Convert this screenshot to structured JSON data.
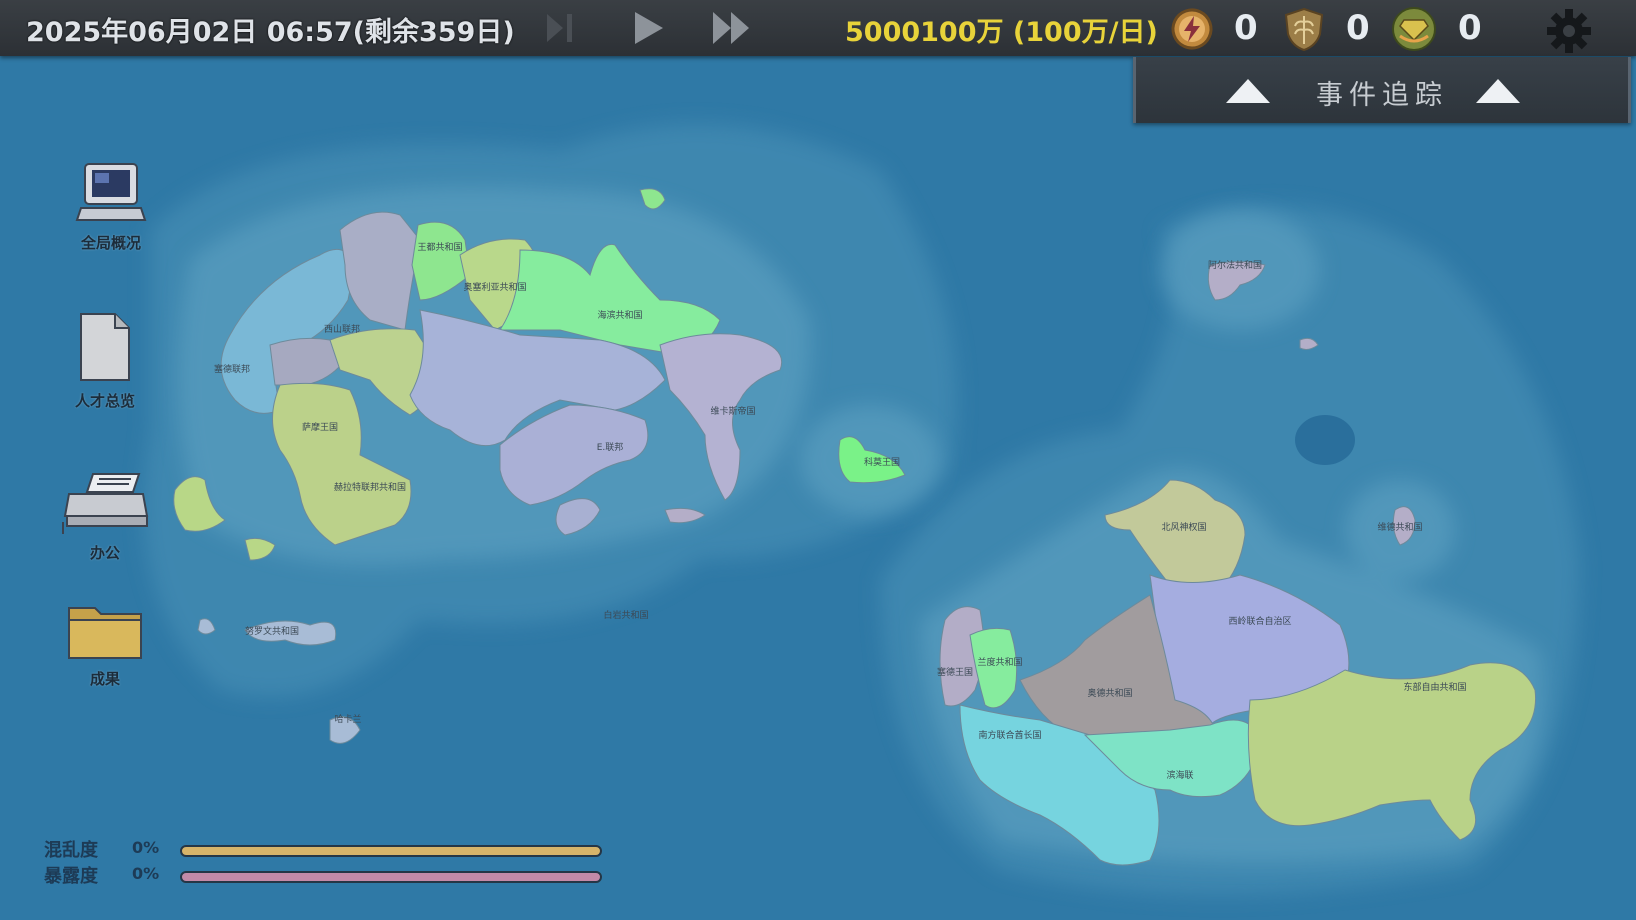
{
  "topbar": {
    "datetime": "2025年06月02日 06:57(剩余359日)",
    "money": "5000100万 (100万/日)",
    "resources": [
      {
        "name": "lightning-token-icon",
        "count": "0",
        "color": "#b97a2c"
      },
      {
        "name": "wheat-shield-icon",
        "count": "0",
        "color": "#8a6e3a"
      },
      {
        "name": "hands-gem-icon",
        "count": "0",
        "color": "#6a8b3a"
      }
    ]
  },
  "tracker": {
    "title": "事件追踪"
  },
  "desktop": [
    {
      "id": "computer",
      "label": "全局概况",
      "icon": "computer-icon"
    },
    {
      "id": "document",
      "label": "人才总览",
      "icon": "document-icon"
    },
    {
      "id": "printer",
      "label": "办公",
      "icon": "printer-icon"
    },
    {
      "id": "folder",
      "label": "成果",
      "icon": "folder-icon"
    }
  ],
  "map_labels": [
    "王都共和国",
    "奥塞利亚共和国",
    "西山联邦",
    "塞德联邦",
    "海滨共和国",
    "萨摩王国",
    "赫拉特联邦共和国",
    "维卡斯帝国",
    "E.联邦",
    "科莫王国",
    "阿尔法共和国",
    "白岩共和国",
    "努罗文共和国",
    "哈卡兰",
    "北风神权国",
    "维德共和国",
    "西岭联合自治区",
    "兰度共和国",
    "塞德王国",
    "奥德共和国",
    "南方联合酋长国",
    "滨海联",
    "东部自由共和国"
  ],
  "status": {
    "chaos": {
      "label": "混乱度",
      "pct_label": "0%",
      "value": 0,
      "color": "#d6b46a"
    },
    "riot": {
      "label": "暴露度",
      "pct_label": "0%",
      "value": 0,
      "color": "#c38aa8"
    }
  },
  "colors": {
    "sea": "#2f7ba8",
    "shallow": "#5fa4c3",
    "accent_money": "#e8d33a"
  }
}
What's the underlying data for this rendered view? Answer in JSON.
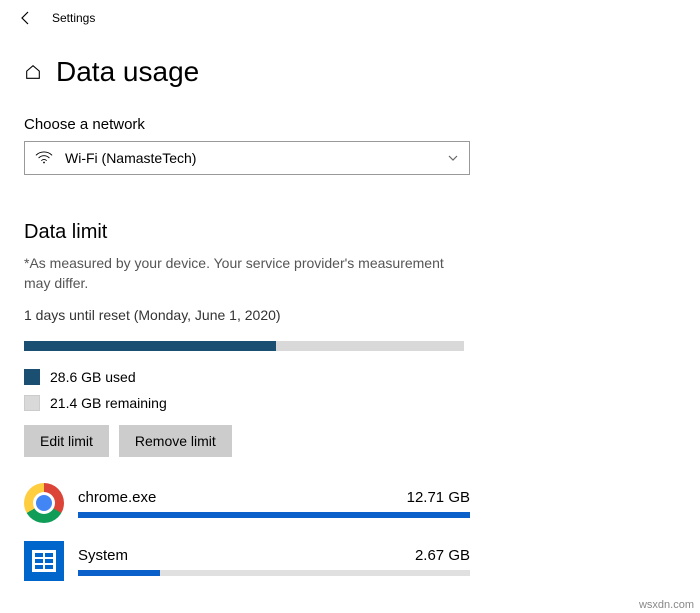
{
  "titlebar": {
    "label": "Settings"
  },
  "header": {
    "title": "Data usage"
  },
  "network": {
    "label": "Choose a network",
    "selected": "Wi-Fi (NamasteTech)"
  },
  "dataLimit": {
    "title": "Data limit",
    "note": "*As measured by your device. Your service provider's measurement may differ.",
    "resetInfo": "1 days until reset (Monday, June 1, 2020)",
    "usedLabel": "28.6 GB used",
    "remainingLabel": "21.4 GB remaining",
    "usedGB": 28.6,
    "totalGB": 50.0,
    "buttons": {
      "edit": "Edit limit",
      "remove": "Remove limit"
    }
  },
  "apps": [
    {
      "name": "chrome.exe",
      "usage": "12.71 GB",
      "usageGB": 12.71
    },
    {
      "name": "System",
      "usage": "2.67 GB",
      "usageGB": 2.67
    }
  ],
  "attribution": "wsxdn.com"
}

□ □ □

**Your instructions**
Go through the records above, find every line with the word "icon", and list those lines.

**Solution to this exercise**
        "name": "lightning-token-icon",
        "name": "wheat-shield-icon",
        "name": "hands-gem-icon",
      "icon": "computer-icon"
      "icon": "document-icon"
      "icon": "printer-icon"
      "icon": "folder-icon"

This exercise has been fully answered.